North Korea linked to digital attacks on global banks
Security researchers have tied the recent spate of digital breaches on Asian banks to North Korea, in what they say appears to be the first known case of a nation using digital attacks for financial gain.
In three recent attacks on banks, researchers working for the digital security firm Symantec said, the thieves deployed a rare piece of code that had been seen in only two previous cases: the hacking attack at Sony Pictures in December 2014 and attacks on banks and media companies in South Korea in 2013. Government officials in the United States and South Korea have blamed those attacks on North Korea, though they have not provided independent verification.
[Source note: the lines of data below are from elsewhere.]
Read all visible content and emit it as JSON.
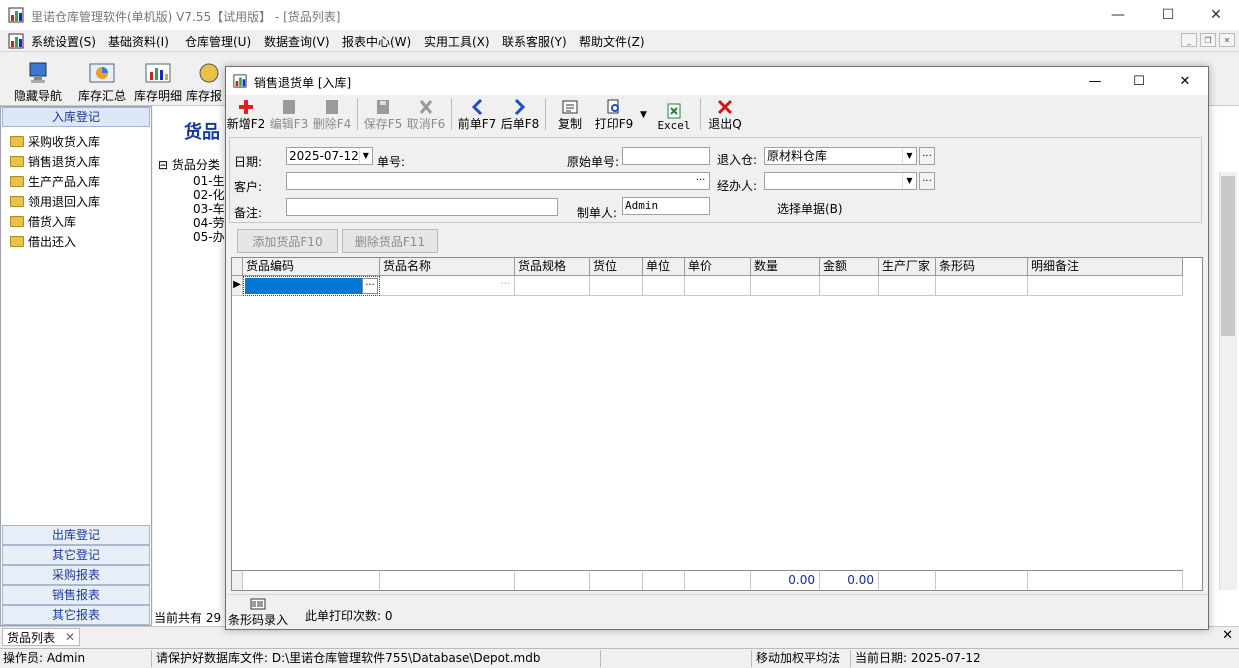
{
  "window": {
    "title": "里诺仓库管理软件(单机版) V7.55【试用版】 - [货品列表]"
  },
  "menu": [
    "系统设置(S)",
    "基础资料(I)",
    "仓库管理(U)",
    "数据查询(V)",
    "报表中心(W)",
    "实用工具(X)",
    "联系客服(Y)",
    "帮助文件(Z)"
  ],
  "toolbar": [
    "隐藏导航",
    "库存汇总",
    "库存明细",
    "库存报"
  ],
  "nav": {
    "header": "入库登记",
    "items": [
      "采购收货入库",
      "销售退货入库",
      "生产产品入库",
      "领用退回入库",
      "借货入库",
      "借出还入"
    ],
    "footer": [
      "出库登记",
      "其它登记",
      "采购报表",
      "销售报表",
      "其它报表"
    ]
  },
  "background": {
    "title": "货品",
    "tree_root": "货品分类",
    "tree_items": [
      "01-生",
      "02-化",
      "03-车",
      "04-劳",
      "05-办"
    ],
    "count_text": "当前共有 29"
  },
  "doc_tab": "货品列表",
  "status": {
    "operator": "操作员: Admin",
    "db_notice": "请保护好数据库文件: D:\\里诺仓库管理软件755\\Database\\Depot.mdb",
    "method": "移动加权平均法",
    "date": "当前日期: 2025-07-12"
  },
  "dialog": {
    "title": "销售退货单 [入库]",
    "toolbar": {
      "new": "新增F2",
      "edit": "编辑F3",
      "delete": "删除F4",
      "save": "保存F5",
      "cancel": "取消F6",
      "prev": "前单F7",
      "next": "后单F8",
      "copy": "复制",
      "print": "打印F9",
      "excel": "Excel",
      "exit": "退出Q"
    },
    "form": {
      "date_label": "日期:",
      "date_value": "2025-07-12",
      "number_label": "单号:",
      "orig_label": "原始单号:",
      "warehouse_label": "退入仓:",
      "warehouse_value": "原材料仓库",
      "customer_label": "客户:",
      "handler_label": "经办人:",
      "remark_label": "备注:",
      "maker_label": "制单人:",
      "maker_value": "Admin",
      "select_doc": "选择单据(B)"
    },
    "add_item_btn": "添加货品F10",
    "remove_item_btn": "删除货品F11",
    "grid": {
      "columns": [
        "货品编码",
        "货品名称",
        "货品规格",
        "货位",
        "单位",
        "单价",
        "数量",
        "金额",
        "生产厂家",
        "条形码",
        "明细备注"
      ],
      "totals": {
        "quantity": "0.00",
        "amount": "0.00"
      }
    },
    "barcode_entry": "条形码录入",
    "print_count_label": "此单打印次数:",
    "print_count": "0"
  }
}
On Thursday, the Symantec researchers said they had uncovered evidence linking an attack at a bank in the Philippines last October with attacks on Tien Phong Bank in Vietnam in December and one in February on the central bank of Bangladesh that resulted in the theft of more than $81 million.
“If you believe North Korea was behind those attacks, then the bank attacks were also the work of North Korea,” said Eric Chien, a security researcher at Symantec, who found that identical code was used across all three attacks.
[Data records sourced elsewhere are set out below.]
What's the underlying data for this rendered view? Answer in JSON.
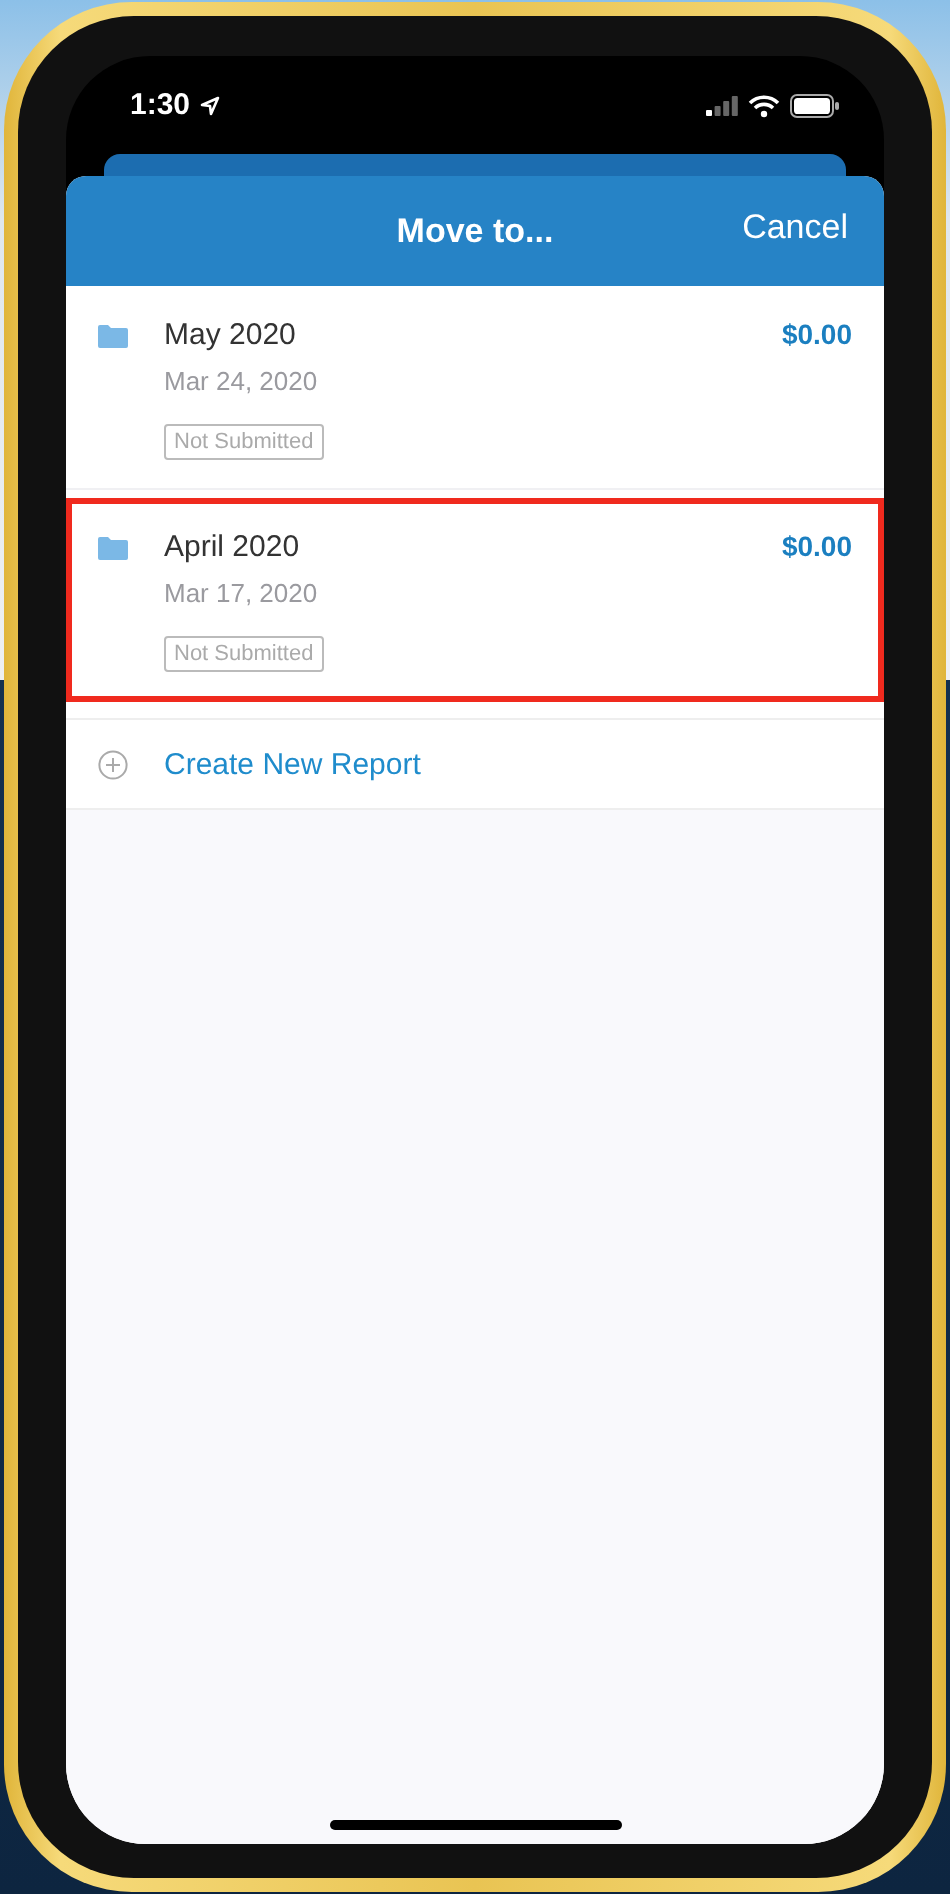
{
  "status_bar": {
    "time": "1:30"
  },
  "header": {
    "title": "Move to...",
    "cancel": "Cancel"
  },
  "reports": [
    {
      "name": "May 2020",
      "date": "Mar 24, 2020",
      "status": "Not Submitted",
      "amount": "$0.00",
      "highlighted": false
    },
    {
      "name": "April 2020",
      "date": "Mar 17, 2020",
      "status": "Not Submitted",
      "amount": "$0.00",
      "highlighted": true
    }
  ],
  "create_action": {
    "label": "Create New Report"
  }
}
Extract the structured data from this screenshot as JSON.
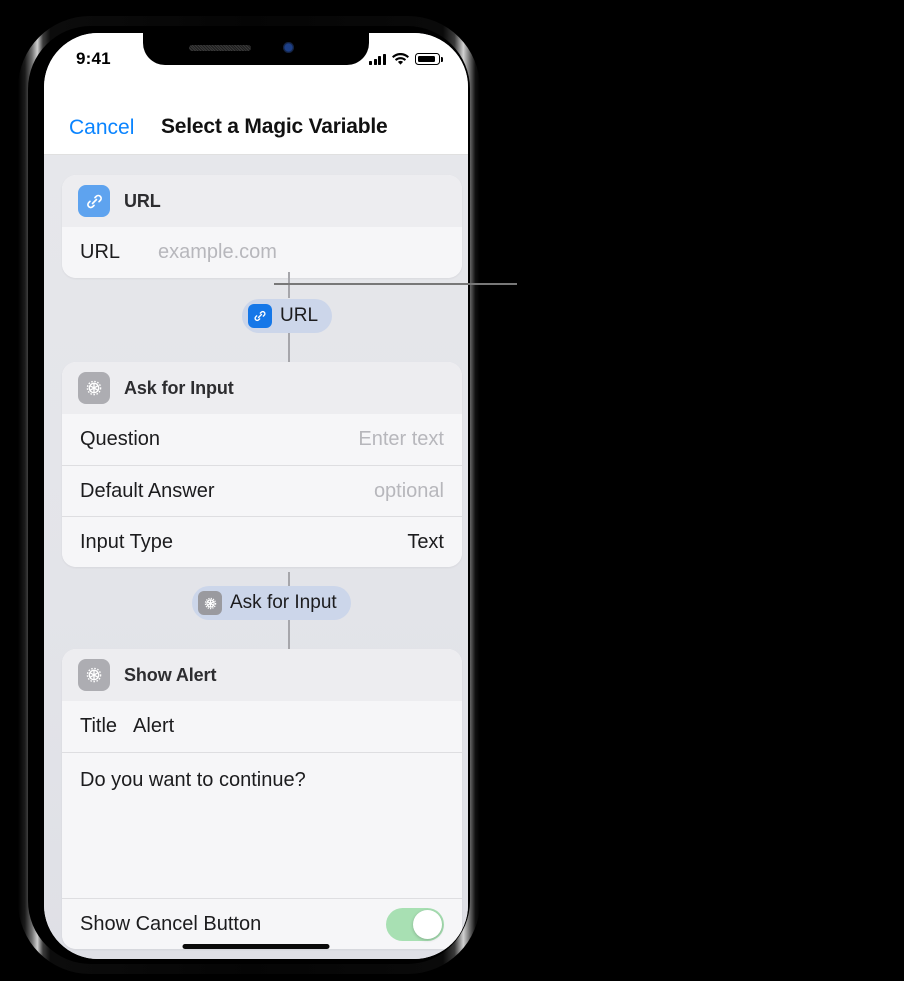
{
  "device": {
    "status_bar": {
      "time": "9:41",
      "cellular_icon": "signal-bars-icon",
      "wifi_icon": "wifi-icon",
      "battery_icon": "battery-icon"
    },
    "home_indicator": "home-indicator"
  },
  "nav": {
    "cancel_label": "Cancel",
    "title": "Select a Magic Variable"
  },
  "cards": [
    {
      "id": "url-action",
      "icon": "link-icon",
      "icon_color": "#5ea3ef",
      "title": "URL",
      "rows": [
        {
          "label": "URL",
          "value": "example.com",
          "is_placeholder": true
        }
      ]
    },
    {
      "id": "ask-for-input-action",
      "icon": "gear-icon",
      "icon_color": "#adadb2",
      "title": "Ask for Input",
      "rows": [
        {
          "label": "Question",
          "value": "Enter text",
          "is_placeholder": true
        },
        {
          "label": "Default Answer",
          "value": "optional",
          "is_placeholder": true
        },
        {
          "label": "Input Type",
          "value": "Text",
          "is_placeholder": false
        }
      ]
    },
    {
      "id": "show-alert-action",
      "icon": "gear-icon",
      "icon_color": "#adadb2",
      "title": "Show Alert",
      "rows": [
        {
          "label": "Title",
          "value": "Alert",
          "is_placeholder": false
        }
      ],
      "message_text": "Do you want to continue?",
      "toggle_row": {
        "label": "Show Cancel Button",
        "state": "on",
        "track_color": "#a8e0b3"
      }
    }
  ],
  "variable_pills": [
    {
      "id": "url-variable-pill",
      "icon": "link-icon",
      "icon_color": "#1577e8",
      "label": "URL",
      "selected": true,
      "background": "#ccd6ea"
    },
    {
      "id": "ask-for-input-variable-pill",
      "icon": "gear-icon",
      "icon_color": "#9a9a9f",
      "label": "Ask for Input",
      "selected": true,
      "background": "#ccd6ea"
    }
  ],
  "annotation": {
    "callout_line_color": "#787878"
  },
  "colors": {
    "accent_blue": "#0a84ff",
    "screen_background": "#e3e4e9",
    "card_background": "#f6f6f8",
    "card_header_background": "#ededf0"
  }
}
“We’ve never seen an attack where a nation-state has gone in and stolen money,” Mr. Chien added. “This is a first.”
The attacks have raised alarms in the global banking industry because the thieves gained access to Swift, a Brussels-based banking consortium that runs what is considered the world’s most secure payment messaging system. Swift’s system is used by 11,000 banks and companies to move money from one country to another — one reason that it is a tempting target for criminals.
Swift has warned publicly that the attacks are part of a broad coordinated assault on banks, though it has not assigned blame. It has also emphasized that it was the banks’ connection points to its network — and not the core Swift messaging network itself — that the attackers were able to breach. Also, American bankers have noted that the security lapses all occurred at banks in third-world countries, which may give some comfort to banking customers in the United States.
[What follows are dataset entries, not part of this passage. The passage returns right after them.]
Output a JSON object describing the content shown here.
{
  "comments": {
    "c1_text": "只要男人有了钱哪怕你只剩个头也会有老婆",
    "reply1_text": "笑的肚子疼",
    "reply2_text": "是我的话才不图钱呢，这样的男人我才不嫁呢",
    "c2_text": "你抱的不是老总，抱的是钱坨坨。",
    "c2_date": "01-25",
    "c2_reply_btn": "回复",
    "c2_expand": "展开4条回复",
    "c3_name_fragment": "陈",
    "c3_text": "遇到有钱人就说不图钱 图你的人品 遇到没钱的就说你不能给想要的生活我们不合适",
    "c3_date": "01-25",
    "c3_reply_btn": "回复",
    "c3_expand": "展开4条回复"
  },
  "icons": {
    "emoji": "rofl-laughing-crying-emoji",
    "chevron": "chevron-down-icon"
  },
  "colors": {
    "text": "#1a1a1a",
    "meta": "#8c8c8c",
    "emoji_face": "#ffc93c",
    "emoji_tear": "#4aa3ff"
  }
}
Security researchers and American government officials have tied thousands of attacks to nations in the past. They have linked the United States and Israel to an attack that destroyed Iranian centrifuges, and the Chinese military and contractors to attacks that stole military and trade secrets from thousands of foreign entities.
But the latest spate of attacks on banks in Bangladesh and Southeast Asia would be the first time, security researchers say, that a nation has used malicious code to steal purely for financial profit.
The idea that Pyongyang had turned to digital theft would not be surprising. North Korea’s economy has been ravaged by sanctions, food shortages and other deprivations. Pyongyang does not publish economic data, but estimates have put North Korea’s gross domestic product between $12 billion and $40 billion, tiny when compared with South Korea’s economic output of more than $1.4 trillion.
In the attack at Bangladesh’s central bank in February, the thieves tried to transfer $1 billion in funds from an account at the Federal Reserve Bank of New York. Fed officials became suspicious of the some of requested transfers and released only $81 million to accounts in the Philippines.
Hackers known as the “Lazarus Group” are sneaking into banks worldwide, moving around more than $100 million — and so far, getting away with it.
A recent spate of high-profile, digital bank heists have revealed shocking weaknesses in the security of the global financial system.
It’s posing a new reality: No longer do robbers need to storm banks wearing masks and armed with guns. They can empty a bank’s vaults electronically.
well if its not them it would be the chinese..or the russians..or isis..eh? *sarcasm
why would hackers from NK call themselves lazarus group?
“The attacks have raised alarms in the global banking industry because the thieves gained access to Swift, a Brussels-based banking consortium that runs what is considered the world’s most secure payment messaging system. Swift’s system is used by 11,000 banks and companies to move money from one country to another — one reason that it is a tempting target for criminals.”